=== Data extract ===

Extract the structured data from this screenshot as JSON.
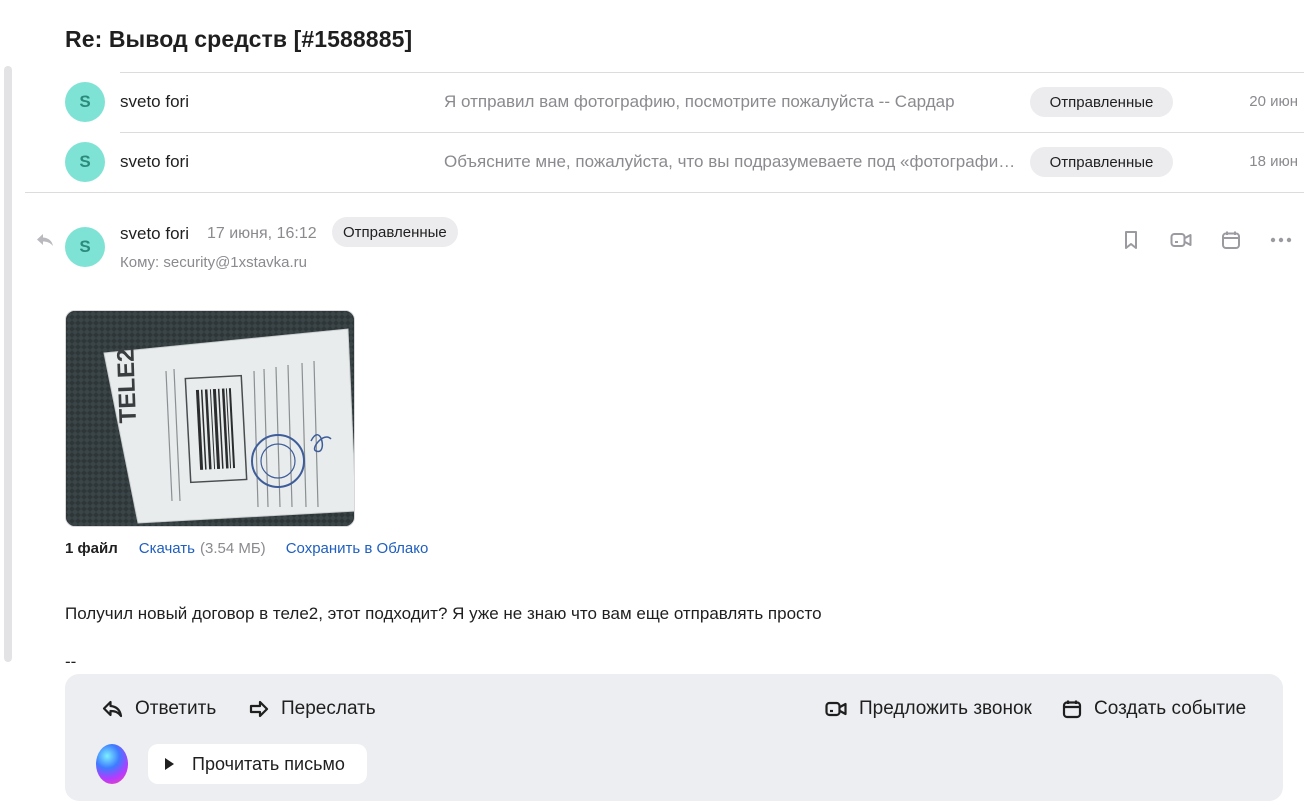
{
  "subject": "Re: Вывод средств [#1588885]",
  "thread": [
    {
      "avatar_letter": "S",
      "sender": "sveto fori",
      "snippet": "Я отправил вам фотографию, посмотрите пожалуйста -- Сардар",
      "folder": "Отправленные",
      "date": "20 июн"
    },
    {
      "avatar_letter": "S",
      "sender": "sveto fori",
      "snippet": "Объясните мне, пожалуйста, что вы подразумеваете под «фотографию»",
      "folder": "Отправленные",
      "date": "18 июн"
    }
  ],
  "message": {
    "avatar_letter": "S",
    "sender": "sveto fori",
    "date": "17 июня, 16:12",
    "folder": "Отправленные",
    "to": "Кому: security@1xstavka.ru",
    "attachment": {
      "count_label": "1 файл",
      "download_label": "Скачать",
      "size": "(3.54 МБ)",
      "save_label": "Сохранить в Облако"
    },
    "body": "Получил новый договор в теле2, этот подходит? Я уже не знаю что вам еще отправлять просто",
    "signature_dash": "--"
  },
  "top_icons": [
    "bookmark-icon",
    "video-call-icon",
    "calendar-icon",
    "more-icon"
  ],
  "panel": {
    "reply_label": "Ответить",
    "forward_label": "Переслать",
    "call_label": "Предложить звонок",
    "event_label": "Создать событие",
    "read_label": "Прочитать письмо"
  }
}
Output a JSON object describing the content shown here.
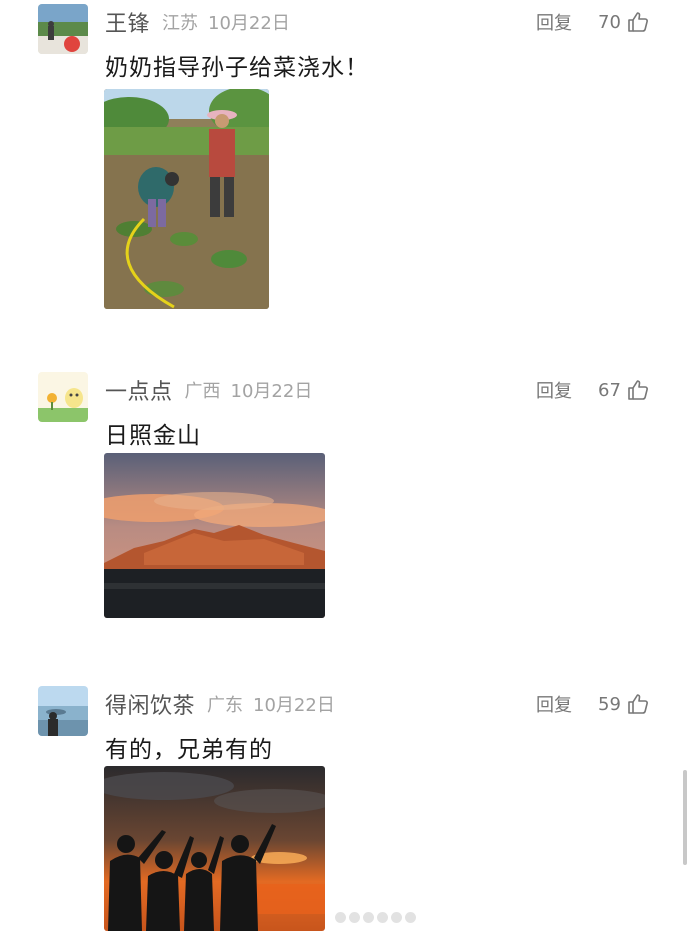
{
  "comments": [
    {
      "username": "王锋",
      "region": "江苏",
      "date": "10月22日",
      "reply_label": "回复",
      "likes": "70",
      "text": "奶奶指导孙子给菜浇水！",
      "photo_icon": "garden-watering-photo"
    },
    {
      "username": "一点点",
      "region": "广西",
      "date": "10月22日",
      "reply_label": "回复",
      "likes": "67",
      "text": "日照金山",
      "photo_icon": "golden-mountain-photo"
    },
    {
      "username": "得闲饮茶",
      "region": "广东",
      "date": "10月22日",
      "reply_label": "回复",
      "likes": "59",
      "text": "有的，兄弟有的",
      "photo_icon": "sunset-friends-photo"
    }
  ],
  "colors": {
    "name": "#555555",
    "meta": "#a3a3a3",
    "action": "#777777",
    "text": "#1a1a1a"
  },
  "icons": {
    "like": "thumbs-up-icon"
  }
}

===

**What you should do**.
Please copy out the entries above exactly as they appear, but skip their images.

**Answer to the exercise**.
Extract the structured data from this screenshot as JSON.
{
  "subject": "Re: Вывод средств [#1588885]",
  "thread": [
    {
      "avatar_letter": "S",
      "sender": "sveto fori",
      "snippet": "Я отправил вам фотографию, посмотрите пожалуйста -- Сардар",
      "folder": "Отправленные",
      "date": "20 июн"
    },
    {
      "avatar_letter": "S",
      "sender": "sveto fori",
      "snippet": "Объясните мне, пожалуйста, что вы подразумеваете под «фотографию»",
      "folder": "Отправленные",
      "date": "18 июн"
    }
  ],
  "message": {
    "avatar_letter": "S",
    "sender": "sveto fori",
    "date": "17 июня, 16:12",
    "folder": "Отправленные",
    "to": "Кому: security@1xstavka.ru",
    "attachment": {
      "count_label": "1 файл",
      "download_label": "Скачать",
      "size": "(3.54 МБ)",
      "save_label": "Сохранить в Облако"
    },
    "body": "Получил новый договор в теле2, этот подходит? Я уже не знаю что вам еще отправлять просто",
    "signature_dash": "--"
  },
  "top_icons": [
    "bookmark-icon",
    "video-call-icon",
    "calendar-icon",
    "more-icon"
  ],
  "panel": {
    "reply_label": "Ответить",
    "forward_label": "Переслать",
    "call_label": "Предложить звонок",
    "event_label": "Создать событие",
    "read_label": "Прочитать письмо"
  }
}
Output a JSON object describing the content shown here.
{
  "comments": [
    {
      "username": "王锋",
      "region": "江苏",
      "date": "10月22日",
      "reply_label": "回复",
      "likes": "70",
      "text": "奶奶指导孙子给菜浇水！",
      "photo_icon": "garden-watering-photo"
    },
    {
      "username": "一点点",
      "region": "广西",
      "date": "10月22日",
      "reply_label": "回复",
      "likes": "67",
      "text": "日照金山",
      "photo_icon": "golden-mountain-photo"
    },
    {
      "username": "得闲饮茶",
      "region": "广东",
      "date": "10月22日",
      "reply_label": "回复",
      "likes": "59",
      "text": "有的，兄弟有的",
      "photo_icon": "sunset-friends-photo"
    }
  ],
  "colors": {
    "name": "#555555",
    "meta": "#a3a3a3",
    "action": "#777777",
    "text": "#1a1a1a"
  },
  "icons": {
    "like": "thumbs-up-icon"
  }
}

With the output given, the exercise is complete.